_What you need to do_. Would you reproduce the whole listing exactly, minus its images?

┄┄┄┄┄┄┄┄┄┄┄┄┄┄┄┄┄┄┄┄

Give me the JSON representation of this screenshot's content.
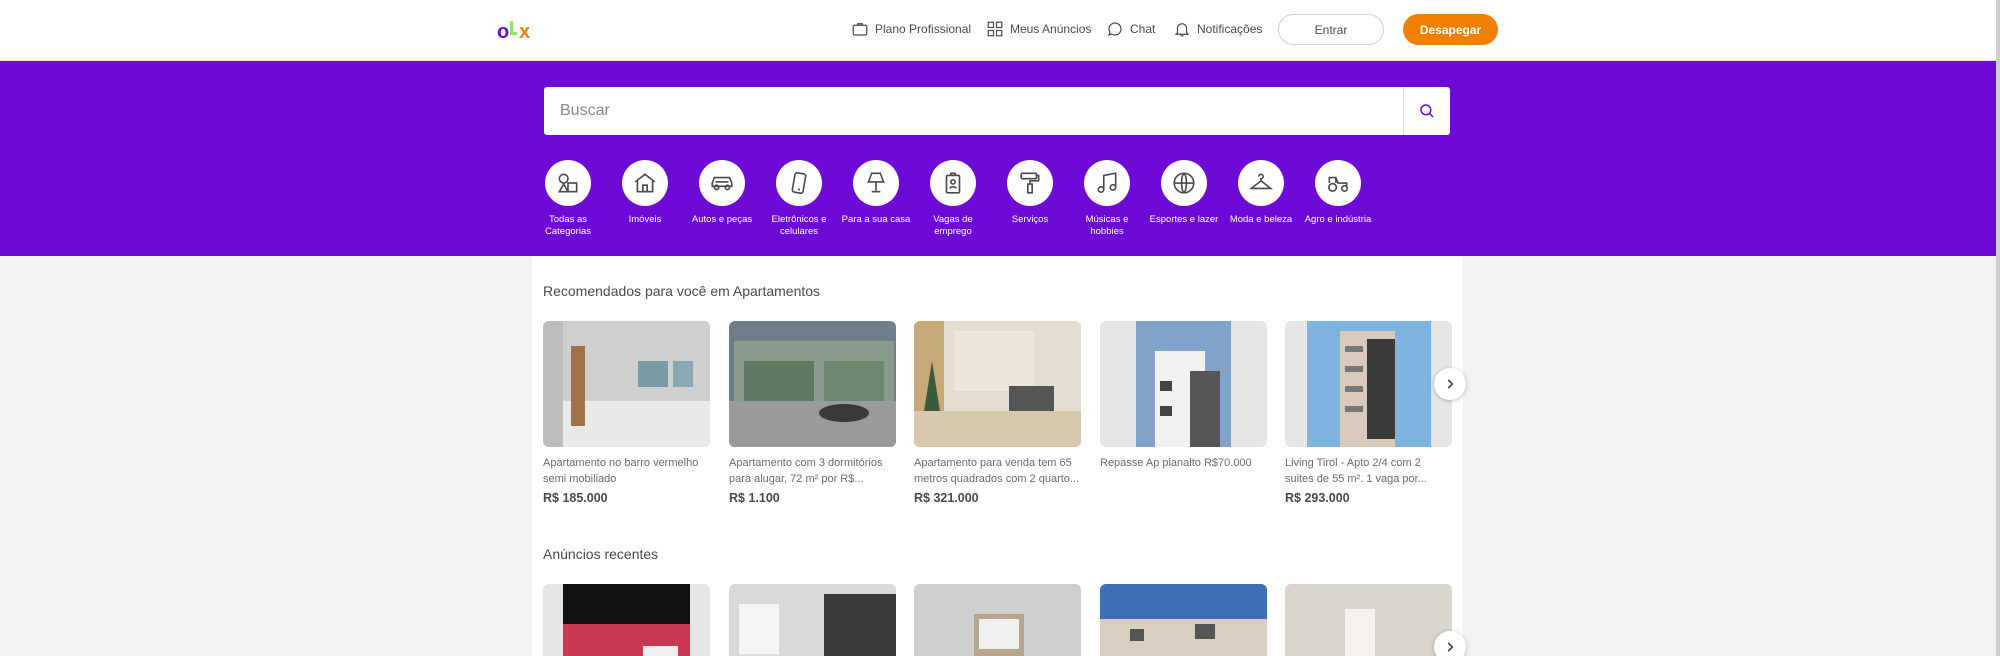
{
  "header": {
    "nav": [
      {
        "label": "Plano Profissional",
        "icon": "briefcase-icon"
      },
      {
        "label": "Meus Anúncios",
        "icon": "grid-icon"
      },
      {
        "label": "Chat",
        "icon": "chat-icon"
      },
      {
        "label": "Notificações",
        "icon": "bell-icon"
      }
    ],
    "login_label": "Entrar",
    "post_label": "Desapegar"
  },
  "search": {
    "placeholder": "Buscar"
  },
  "categories": [
    {
      "label": "Todas as Categorias",
      "icon": "shapes-icon"
    },
    {
      "label": "Imóveis",
      "icon": "house-icon"
    },
    {
      "label": "Autos e peças",
      "icon": "car-icon"
    },
    {
      "label": "Eletrônicos e celulares",
      "icon": "phone-icon"
    },
    {
      "label": "Para a sua casa",
      "icon": "lamp-icon"
    },
    {
      "label": "Vagas de emprego",
      "icon": "badge-icon"
    },
    {
      "label": "Serviços",
      "icon": "paint-roller-icon"
    },
    {
      "label": "Músicas e hobbies",
      "icon": "music-note-icon"
    },
    {
      "label": "Esportes e lazer",
      "icon": "ball-icon"
    },
    {
      "label": "Moda e beleza",
      "icon": "hanger-icon"
    },
    {
      "label": "Agro e indústria",
      "icon": "tractor-icon"
    }
  ],
  "recommended": {
    "title": "Recomendados para você em Apartamentos",
    "items": [
      {
        "title": "Apartamento no barro vermelho semi mobiliado",
        "price": "R$ 185.000"
      },
      {
        "title": "Apartamento com 3 dormitórios para alugar, 72 m² por R$...",
        "price": "R$ 1.100"
      },
      {
        "title": "Apartamento para venda tem 65 metros quadrados com 2 quarto...",
        "price": "R$ 321.000"
      },
      {
        "title": "Repasse Ap planalto R$70.000",
        "price": ""
      },
      {
        "title": "Living Tirol - Apto 2/4 com 2 suites de 55 m². 1 vaga por...",
        "price": "R$ 293.000"
      }
    ]
  },
  "recent": {
    "title": "Anúncios recentes"
  },
  "colors": {
    "brand_purple": "#6e0ad6",
    "brand_orange": "#f28000",
    "brand_green": "#8ce563"
  }
}
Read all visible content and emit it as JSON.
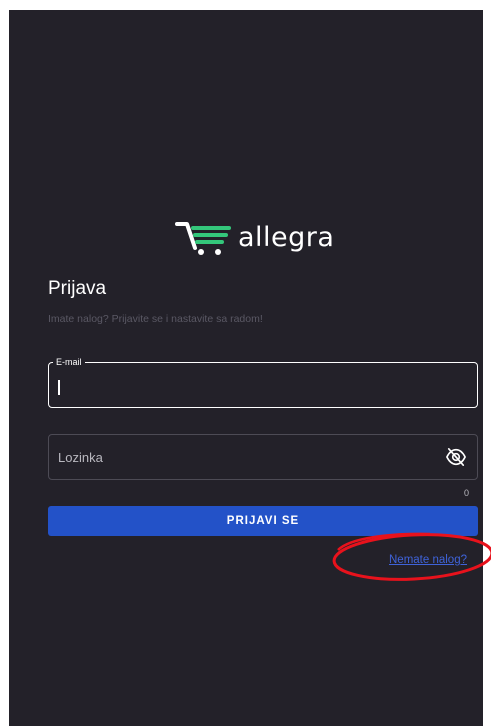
{
  "brand": {
    "logo_text": "allegra",
    "logo_icon": "shopping-cart-icon",
    "accent_color": "#34c77b"
  },
  "login": {
    "title": "Prijava",
    "subtitle": "Imate nalog? Prijavite se i nastavite sa radom!",
    "email_label": "E-mail",
    "email_value": "",
    "password_label": "Lozinka",
    "password_value": "",
    "password_counter": "0",
    "password_visibility_icon": "eye-slash-icon",
    "submit_label": "PRIJAVI SE",
    "register_link": "Nemate nalog?"
  },
  "colors": {
    "background": "#232129",
    "primary_button": "#2352c8",
    "link": "#3f63d9",
    "annotation": "#e8121c"
  }
}
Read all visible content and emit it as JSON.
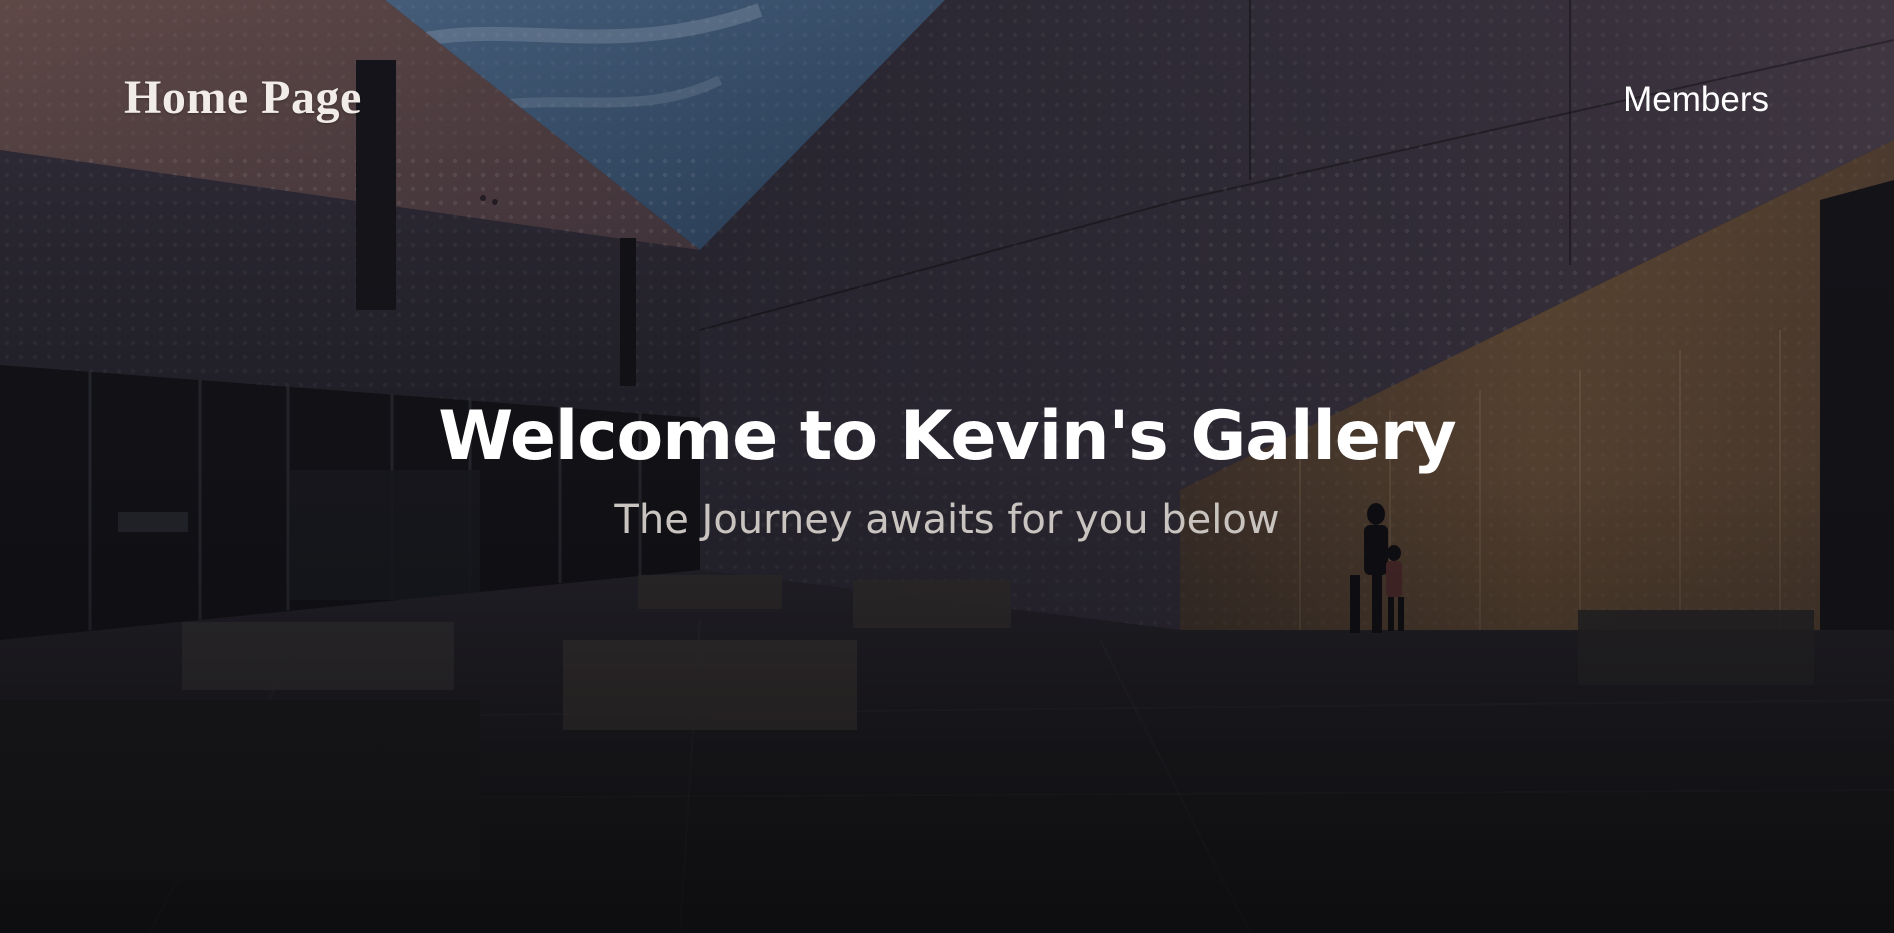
{
  "header": {
    "brand_label": "Home Page",
    "nav": {
      "members_label": "Members"
    }
  },
  "hero": {
    "title": "Welcome to Kevin's Gallery",
    "subtitle": "The Journey awaits for you below",
    "background_image": "museum-courtyard-photo"
  },
  "colors": {
    "title_text": "#ffffff",
    "subtitle_text": "#c9c4bf",
    "brand_text": "#f1ece7",
    "overlay": "#141416"
  }
}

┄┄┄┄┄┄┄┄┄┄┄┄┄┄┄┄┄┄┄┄

_Final answer_.
Give me the JSON representation of this screenshot's content.
{
  "header": {
    "nav": [
      {
        "label": "Plano Profissional",
        "icon": "briefcase-icon"
      },
      {
        "label": "Meus Anúncios",
        "icon": "grid-icon"
      },
      {
        "label": "Chat",
        "icon": "chat-icon"
      },
      {
        "label": "Notificações",
        "icon": "bell-icon"
      }
    ],
    "login_label": "Entrar",
    "post_label": "Desapegar"
  },
  "search": {
    "placeholder": "Buscar"
  },
  "categories": [
    {
      "label": "Todas as Categorias",
      "icon": "shapes-icon"
    },
    {
      "label": "Imóveis",
      "icon": "house-icon"
    },
    {
      "label": "Autos e peças",
      "icon": "car-icon"
    },
    {
      "label": "Eletrônicos e celulares",
      "icon": "phone-icon"
    },
    {
      "label": "Para a sua casa",
      "icon": "lamp-icon"
    },
    {
      "label": "Vagas de emprego",
      "icon": "badge-icon"
    },
    {
      "label": "Serviços",
      "icon": "paint-roller-icon"
    },
    {
      "label": "Músicas e hobbies",
      "icon": "music-note-icon"
    },
    {
      "label": "Esportes e lazer",
      "icon": "ball-icon"
    },
    {
      "label": "Moda e beleza",
      "icon": "hanger-icon"
    },
    {
      "label": "Agro e indústria",
      "icon": "tractor-icon"
    }
  ],
  "recommended": {
    "title": "Recomendados para você em Apartamentos",
    "items": [
      {
        "title": "Apartamento no barro vermelho semi mobiliado",
        "price": "R$ 185.000"
      },
      {
        "title": "Apartamento com 3 dormitórios para alugar, 72 m² por R$...",
        "price": "R$ 1.100"
      },
      {
        "title": "Apartamento para venda tem 65 metros quadrados com 2 quarto...",
        "price": "R$ 321.000"
      },
      {
        "title": "Repasse Ap planalto R$70.000",
        "price": ""
      },
      {
        "title": "Living Tirol - Apto 2/4 com 2 suites de 55 m². 1 vaga por...",
        "price": "R$ 293.000"
      }
    ]
  },
  "recent": {
    "title": "Anúncios recentes"
  },
  "colors": {
    "brand_purple": "#6e0ad6",
    "brand_orange": "#f28000",
    "brand_green": "#8ce563"
  }
}
Read all visible content and emit it as JSON.
{
  "brand": {
    "logo_text": "allegra",
    "logo_icon": "shopping-cart-icon",
    "accent_color": "#34c77b"
  },
  "login": {
    "title": "Prijava",
    "subtitle": "Imate nalog? Prijavite se i nastavite sa radom!",
    "email_label": "E-mail",
    "email_value": "",
    "password_label": "Lozinka",
    "password_value": "",
    "password_counter": "0",
    "password_visibility_icon": "eye-slash-icon",
    "submit_label": "PRIJAVI SE",
    "register_link": "Nemate nalog?"
  },
  "colors": {
    "background": "#232129",
    "primary_button": "#2352c8",
    "link": "#3f63d9",
    "annotation": "#e8121c"
  }
}
Read all visible content and emit it as JSON.
{
  "header": {
    "brand_label": "Home Page",
    "nav": {
      "members_label": "Members"
    }
  },
  "hero": {
    "title": "Welcome to Kevin's Gallery",
    "subtitle": "The Journey awaits for you below",
    "background_image": "museum-courtyard-photo"
  },
  "colors": {
    "title_text": "#ffffff",
    "subtitle_text": "#c9c4bf",
    "brand_text": "#f1ece7",
    "overlay": "#141416"
  }
}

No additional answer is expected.